(Excerpted records Opens)

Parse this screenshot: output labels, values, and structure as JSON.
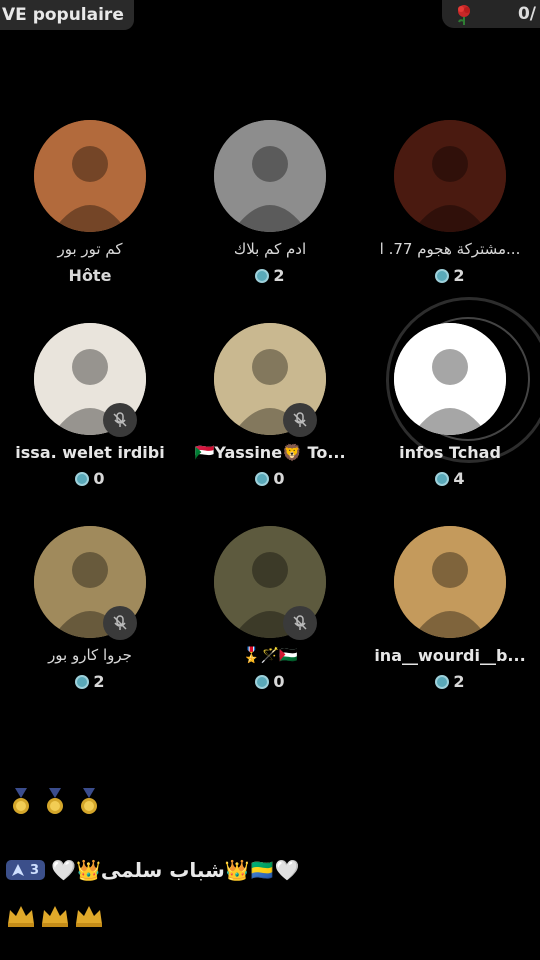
{
  "header": {
    "left_label": "VE populaire",
    "right_count": "0/",
    "right_icon": "rose-icon"
  },
  "seats": [
    {
      "name": "كم تور بور",
      "sub_label": "Hôte",
      "score": null,
      "muted": false,
      "avatar_color": "#b26a3c"
    },
    {
      "name": "ادم كم بلاك",
      "sub_label": null,
      "score": "2",
      "muted": false,
      "avatar_color": "#8d8d8d"
    },
    {
      "name": "مشتركة هجوم 77. ا...",
      "sub_label": null,
      "score": "2",
      "muted": false,
      "avatar_color": "#4a1a10"
    },
    {
      "name": "issa. welet irdibi",
      "sub_label": null,
      "score": "0",
      "muted": true,
      "avatar_color": "#e9e4dc"
    },
    {
      "name": "Yassine🦁 To...",
      "flag_prefix": "🇸🇩",
      "sub_label": null,
      "score": "0",
      "muted": true,
      "avatar_color": "#c9b890"
    },
    {
      "name": "infos Tchad",
      "sub_label": null,
      "score": "4",
      "muted": false,
      "avatar_color": "#ffffff"
    },
    {
      "name": "جروا كارو بور",
      "sub_label": null,
      "score": "2",
      "muted": true,
      "avatar_color": "#a08a5c"
    },
    {
      "name": "🎖️🪄🇵🇸",
      "sub_label": null,
      "score": "0",
      "muted": true,
      "avatar_color": "#5d5a3e"
    },
    {
      "name": "ina__wourdi__b...",
      "sub_label": null,
      "score": "2",
      "muted": false,
      "avatar_color": "#c49a5c"
    }
  ],
  "chat": {
    "medals": [
      "medal-icon",
      "medal-icon",
      "medal-icon"
    ],
    "level": "3",
    "message": "🤍👑شباب سلمى👑🇬🇦🤍",
    "crowns": [
      "crown-icon",
      "crown-icon",
      "crown-icon"
    ]
  }
}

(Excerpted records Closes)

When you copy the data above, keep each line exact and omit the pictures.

Parse this screenshot: output labels, values, and structure as JSON.
{
  "header": {
    "left_label": "VE populaire",
    "right_count": "0/",
    "right_icon": "rose-icon"
  },
  "seats": [
    {
      "name": "كم تور بور",
      "sub_label": "Hôte",
      "score": null,
      "muted": false,
      "avatar_color": "#b26a3c"
    },
    {
      "name": "ادم كم بلاك",
      "sub_label": null,
      "score": "2",
      "muted": false,
      "avatar_color": "#8d8d8d"
    },
    {
      "name": "مشتركة هجوم 77. ا...",
      "sub_label": null,
      "score": "2",
      "muted": false,
      "avatar_color": "#4a1a10"
    },
    {
      "name": "issa. welet irdibi",
      "sub_label": null,
      "score": "0",
      "muted": true,
      "avatar_color": "#e9e4dc"
    },
    {
      "name": "Yassine🦁 To...",
      "flag_prefix": "🇸🇩",
      "sub_label": null,
      "score": "0",
      "muted": true,
      "avatar_color": "#c9b890"
    },
    {
      "name": "infos Tchad",
      "sub_label": null,
      "score": "4",
      "muted": false,
      "avatar_color": "#ffffff"
    },
    {
      "name": "جروا كارو بور",
      "sub_label": null,
      "score": "2",
      "muted": true,
      "avatar_color": "#a08a5c"
    },
    {
      "name": "🎖️🪄🇵🇸",
      "sub_label": null,
      "score": "0",
      "muted": true,
      "avatar_color": "#5d5a3e"
    },
    {
      "name": "ina__wourdi__b...",
      "sub_label": null,
      "score": "2",
      "muted": false,
      "avatar_color": "#c49a5c"
    }
  ],
  "chat": {
    "medals": [
      "medal-icon",
      "medal-icon",
      "medal-icon"
    ],
    "level": "3",
    "message": "🤍👑شباب سلمى👑🇬🇦🤍",
    "crowns": [
      "crown-icon",
      "crown-icon",
      "crown-icon"
    ]
  }
}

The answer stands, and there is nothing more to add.